South Africa’s Minister of Trade and Industry, Dr Rob Davies has described local content policy as one of the important levers in the Industrial Policy Action Plan (IPAP).
Speaking at the Buy Local Summit which took place in Sandton, the minister noted that local content policy leverages public expenditure and responds to a myriad of economic challenges facing South Africa.
According to Minister Davies, localisation is an extremely important policy tool for industrialisation. Through local content procurement, a policy lever is provided amongst others, to minimize import leakages which represent an outflow of funds whilst at the same time attempting to increase both aggregate demand and supply in the South African economy.
“This is a tool that has been deployed by almost every country in the world at any time when embarking on industrialisation. The Preferential Procurement Policy Framework Act (PPPFA) regulations require all organs of state to purchase only locally-produced goods at a prescribed level of local content. For each designated product, except pharmaceutical products, there are instruction notes which regulate the environment within which government departments and public entities may procure designated products,” said Davies.
Davies said that twenty-one products and commodities have been designated for local procurement with stipulated minimum thresholds of local content and more are in the pipeline. He further added that the economic objective of local procurement is for local manufacturers to receive a substantial share of government business, where sustainable order books will contribute to the development of local industries and the creation of jobs.

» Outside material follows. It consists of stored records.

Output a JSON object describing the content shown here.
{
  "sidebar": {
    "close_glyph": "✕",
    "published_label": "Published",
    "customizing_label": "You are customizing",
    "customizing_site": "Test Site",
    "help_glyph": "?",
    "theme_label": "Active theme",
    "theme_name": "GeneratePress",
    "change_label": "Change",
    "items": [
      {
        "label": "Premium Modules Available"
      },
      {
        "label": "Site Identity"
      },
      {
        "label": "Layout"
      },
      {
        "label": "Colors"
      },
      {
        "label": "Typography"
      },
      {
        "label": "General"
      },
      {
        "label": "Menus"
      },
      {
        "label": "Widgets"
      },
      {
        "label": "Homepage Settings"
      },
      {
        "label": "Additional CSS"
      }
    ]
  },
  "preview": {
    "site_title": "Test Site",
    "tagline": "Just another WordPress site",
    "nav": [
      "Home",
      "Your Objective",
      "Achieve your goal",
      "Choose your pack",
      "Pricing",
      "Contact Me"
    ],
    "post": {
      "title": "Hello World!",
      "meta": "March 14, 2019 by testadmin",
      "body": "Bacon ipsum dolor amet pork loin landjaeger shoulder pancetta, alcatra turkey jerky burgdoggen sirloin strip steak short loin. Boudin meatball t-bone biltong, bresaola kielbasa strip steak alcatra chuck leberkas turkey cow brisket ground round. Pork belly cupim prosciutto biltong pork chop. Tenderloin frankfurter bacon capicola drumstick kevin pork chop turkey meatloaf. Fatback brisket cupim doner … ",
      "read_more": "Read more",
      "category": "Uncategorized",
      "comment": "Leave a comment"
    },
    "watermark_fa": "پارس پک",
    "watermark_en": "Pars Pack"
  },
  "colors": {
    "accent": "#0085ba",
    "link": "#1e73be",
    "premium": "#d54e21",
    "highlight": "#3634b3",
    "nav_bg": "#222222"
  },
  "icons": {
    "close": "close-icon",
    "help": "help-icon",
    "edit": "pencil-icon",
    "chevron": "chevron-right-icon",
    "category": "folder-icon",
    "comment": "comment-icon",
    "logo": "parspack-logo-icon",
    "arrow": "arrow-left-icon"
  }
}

“Local content, therefore, must not be seen only as a supply chain instrument to be implemented by procurement officers. Well designed and implemented local content can open up opportunities for local economic development in the furniture, clothing, textiles, and cable sectors. This will require pooling of purchases through transversal contracts at national, provincial and local spheres of government,” added Davies.
Total current investment in building and construction is about R380-billion, the industry having grown seven fold since 2000 when investment was only R55 million. Public sector expenditure accounts for 55% of this at R210-billion. From March 2015 to July 2016, almost R57.06 billion has been locked into the country as a result of local content requirements, mainly as a result of the rail rolling stock fleet procurement.
“It is imperative that the majority of this expenditure benefits the SA economy and leveraged to develop domestic manufacturing supply chains. Government must buy locally-produced goods at a massive scale. South African manufacturing companies have and are developing capabilities, skills and expertise to manufacture, assemble and supply most priority sectors,” said Davies.